The book veers into more abstract attempts to answer the burning question of What is Poetry? some of which bear the brand of the modern world, such as—Poems are e-mails from the unknown beyond cyberspace. ’Erm, … why do I get the feeling that one may not make the cut in a future edition? Others are timeless—It is private solitude made public—psychedelic—Poetry is Van Gogh’s ear echoing with all the blood of the world—religious—It is the street talk of angels and devils—It is made by dissolving halos in oceans of sound—and political—The idea of poetry as an arm of class war disturbs the sleep of those who do not wish to be disturbed in the pursuit of happiness.
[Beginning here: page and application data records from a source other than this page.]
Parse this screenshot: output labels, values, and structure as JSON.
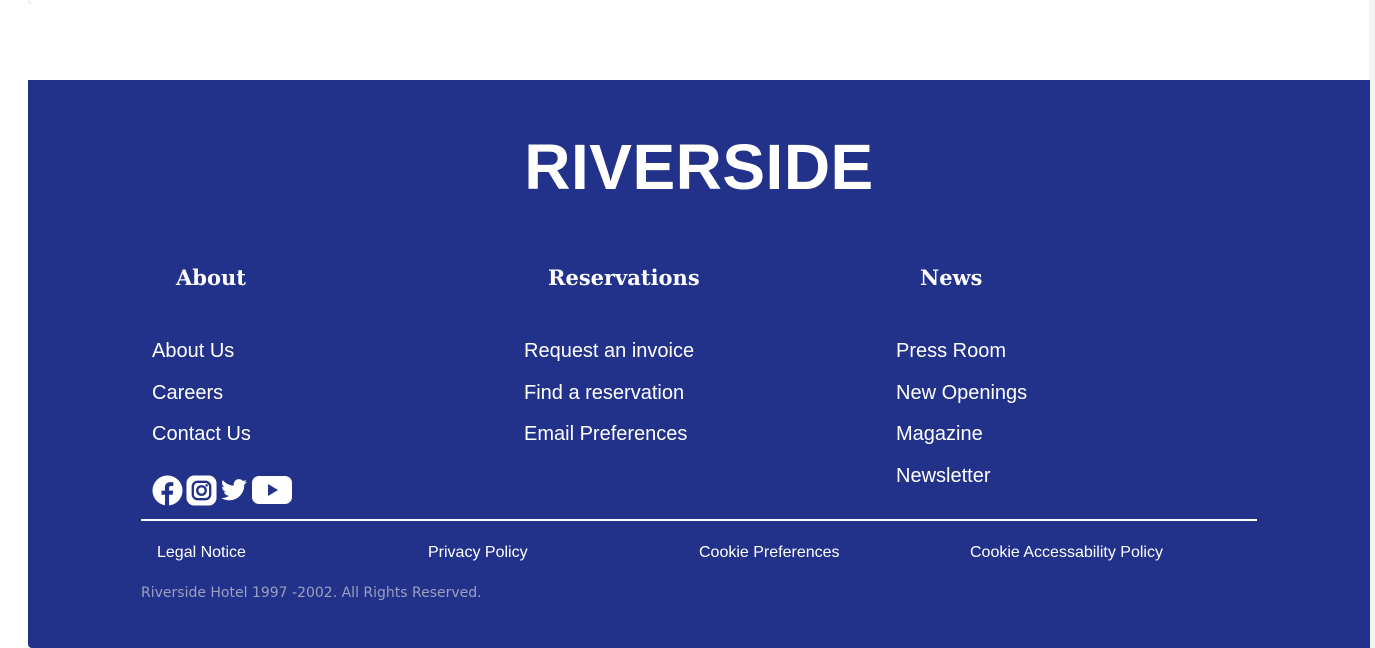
{
  "footer": {
    "brand": "RIVERSIDE",
    "background_color": "#22318a",
    "columns": [
      {
        "heading": "About",
        "links": [
          "About Us",
          "Careers",
          "Contact Us"
        ]
      },
      {
        "heading": "Reservations",
        "links": [
          "Request an invoice",
          "Find a reservation",
          "Email Preferences"
        ]
      },
      {
        "heading": "News",
        "links": [
          "Press Room",
          "New Openings",
          "Magazine",
          "Newsletter"
        ]
      }
    ],
    "social_icons": [
      "facebook-icon",
      "instagram-icon",
      "twitter-icon",
      "youtube-icon"
    ],
    "legal_links": [
      "Legal Notice",
      "Privacy Policy",
      "Cookie Preferences",
      "Cookie Accessability Policy"
    ],
    "copyright": "Riverside Hotel 1997 -2002. All Rights Reserved."
  }
}
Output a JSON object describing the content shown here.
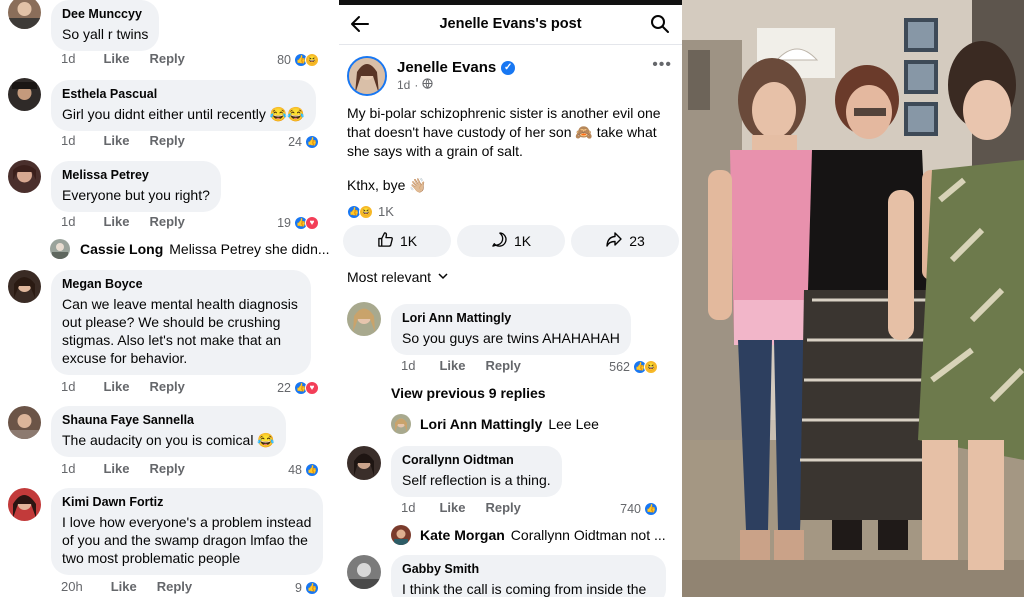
{
  "left_comments": [
    {
      "name": "Dee Munccyy",
      "text": "So yall r twins",
      "time": "1d",
      "like": "Like",
      "reply": "Reply",
      "count": "80",
      "reactions": [
        "like",
        "haha"
      ]
    },
    {
      "name": "Esthela Pascual",
      "text": "Girl you didnt either until recently 😂😂",
      "time": "1d",
      "like": "Like",
      "reply": "Reply",
      "count": "24",
      "reactions": [
        "like"
      ]
    },
    {
      "name": "Melissa Petrey",
      "text": "Everyone but you right?",
      "time": "1d",
      "like": "Like",
      "reply": "Reply",
      "count": "19",
      "reactions": [
        "like",
        "heart"
      ]
    },
    {
      "name": "Megan Boyce",
      "text_lines": [
        "Can we leave mental health diagnosis",
        "out please? We should be crushing",
        "stigmas. Also let's not make that an",
        "excuse for behavior."
      ],
      "time": "1d",
      "like": "Like",
      "reply": "Reply",
      "count": "22",
      "reactions": [
        "like",
        "heart"
      ]
    },
    {
      "name": "Shauna Faye Sannella",
      "text": "The audacity on you is comical 😂",
      "time": "1d",
      "like": "Like",
      "reply": "Reply",
      "count": "48",
      "reactions": [
        "like"
      ]
    },
    {
      "name": "Kimi Dawn Fortiz",
      "text_lines": [
        "I love how everyone's a problem instead",
        "of you and the swamp dragon lmfao the",
        "two most problematic people"
      ],
      "time": "20h",
      "like": "Like",
      "reply": "Reply",
      "count": "9",
      "reactions": [
        "like"
      ]
    }
  ],
  "left_reply_preview": {
    "name": "Cassie Long",
    "text": "Melissa Petrey she didn..."
  },
  "post": {
    "header_title": "Jenelle Evans's post",
    "author": "Jenelle Evans",
    "time": "1d",
    "text_lines": [
      "My bi-polar schizophrenic sister is another evil one",
      "that doesn't have custody of her son 🙈 take what",
      "she says with a grain of salt."
    ],
    "sign_off": "Kthx, bye 👋🏼",
    "reaction_count": "1K",
    "like_count": "1K",
    "comment_count": "1K",
    "share_count": "23",
    "sort_label": "Most relevant"
  },
  "mid_comments": [
    {
      "name": "Lori Ann Mattingly",
      "text": "So you guys are twins AHAHAHAH",
      "time": "1d",
      "like": "Like",
      "reply": "Reply",
      "count": "562",
      "reactions": [
        "like",
        "haha"
      ]
    },
    {
      "name": "Corallynn Oidtman",
      "text": "Self reflection is a thing.",
      "time": "1d",
      "like": "Like",
      "reply": "Reply",
      "count": "740",
      "reactions": [
        "like"
      ]
    },
    {
      "name": "Gabby Smith",
      "text": "I think the call is coming from inside the"
    }
  ],
  "mid_view_previous": "View previous 9 replies",
  "mid_reply_previews": [
    {
      "name": "Lori Ann Mattingly",
      "text": "Lee Lee"
    },
    {
      "name": "Kate Morgan",
      "text": "Corallynn Oidtman not ..."
    }
  ],
  "colors": {
    "facebook_blue": "#1877f2",
    "bubble_gray": "#f0f2f5",
    "meta_gray": "#65676b",
    "heart_red": "#f33e58",
    "haha_yellow": "#f7b928"
  }
}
It takes him a while to get around to it, but toward the end of the book lies possibly the best definition of poetry I have ever read—Poetry is making something out of nothing, and it can be about nothing and still mean something. Ferlinghetti certainly knows what he’s talking about, and we’re truly lucky to still have him around.

All the Way to the Bank, Laughing

She gets a text while sitting across from me
Her device buzzes like a doorbell and demands
“Ask him if he’s hungry enough to be a poet”
Am I willing to commit to the last, best hope?

That’s what we are going to address …

While anointed apostles, solemn and monkish on the outside
Are spiritually saturated with triviality?
Is it not obvious by now that in secret moments
They are dreaming of ravishing magnificent pumpkins?

We can discuss whether or not I’ve got the juice …

But to our right, there is an army of bleach-haired women
Scheming behind a six-foot wall of shrill dissonance
Their deadened eyes reflect the same old news
While hidden from the live-stream, a fire creeps across the horizon

Why not ask if I’m hungry enough …

To boil an oil oligarch while achieving viral visibility?
Or to cook the books to mine own liking—pink in the middle and a little crispy?
Without this rapacity, I would be busy dancing
And following the scent of burning money

All the way to the bank, laughing